▶ [INPUT MATERIAL]:
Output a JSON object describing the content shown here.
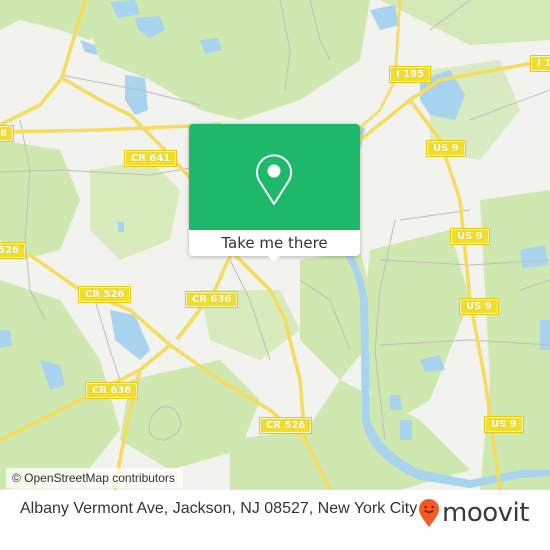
{
  "map": {
    "colors": {
      "land": "#f2f2ee",
      "park": "#cfe8b0",
      "water": "#a9d4ef",
      "major_road": "#f6dc5c",
      "minor_road": "#b9b9b9",
      "shield": "#f2dd2c"
    },
    "route_shields": [
      {
        "label": "I 195"
      },
      {
        "label": "I 1"
      },
      {
        "label": "8"
      },
      {
        "label": "CR 641"
      },
      {
        "label": "US 9"
      },
      {
        "label": "US 9"
      },
      {
        "label": "526"
      },
      {
        "label": "CR 526"
      },
      {
        "label": "CR 636"
      },
      {
        "label": "US 9"
      },
      {
        "label": "CR 636"
      },
      {
        "label": "US 9"
      },
      {
        "label": "CR 526"
      },
      {
        "label": "US 9"
      }
    ],
    "attribution": "© OpenStreetMap contributors"
  },
  "popup": {
    "icon": "location-pin-icon",
    "cta_label": "Take me there",
    "accent_color": "#1db86a"
  },
  "footer": {
    "address": "Albany Vermont Ave, Jackson, NJ 08527, New York City",
    "brand": {
      "name": "moovit",
      "icon": "moovit-smiley-pin-icon",
      "color": "#f15a24"
    }
  }
}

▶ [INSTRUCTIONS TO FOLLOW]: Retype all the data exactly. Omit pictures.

▶ [SOLUTION BELOW]:
Output a JSON object describing the content shown here.
{
  "map": {
    "colors": {
      "land": "#f2f2ee",
      "park": "#cfe8b0",
      "water": "#a9d4ef",
      "major_road": "#f6dc5c",
      "minor_road": "#b9b9b9",
      "shield": "#f2dd2c"
    },
    "route_shields": [
      {
        "label": "I 195"
      },
      {
        "label": "I 1"
      },
      {
        "label": "8"
      },
      {
        "label": "CR 641"
      },
      {
        "label": "US 9"
      },
      {
        "label": "US 9"
      },
      {
        "label": "526"
      },
      {
        "label": "CR 526"
      },
      {
        "label": "CR 636"
      },
      {
        "label": "US 9"
      },
      {
        "label": "CR 636"
      },
      {
        "label": "US 9"
      },
      {
        "label": "CR 526"
      },
      {
        "label": "US 9"
      }
    ],
    "attribution": "© OpenStreetMap contributors"
  },
  "popup": {
    "icon": "location-pin-icon",
    "cta_label": "Take me there",
    "accent_color": "#1db86a"
  },
  "footer": {
    "address": "Albany Vermont Ave, Jackson, NJ 08527, New York City",
    "brand": {
      "name": "moovit",
      "icon": "moovit-smiley-pin-icon",
      "color": "#f15a24"
    }
  }
}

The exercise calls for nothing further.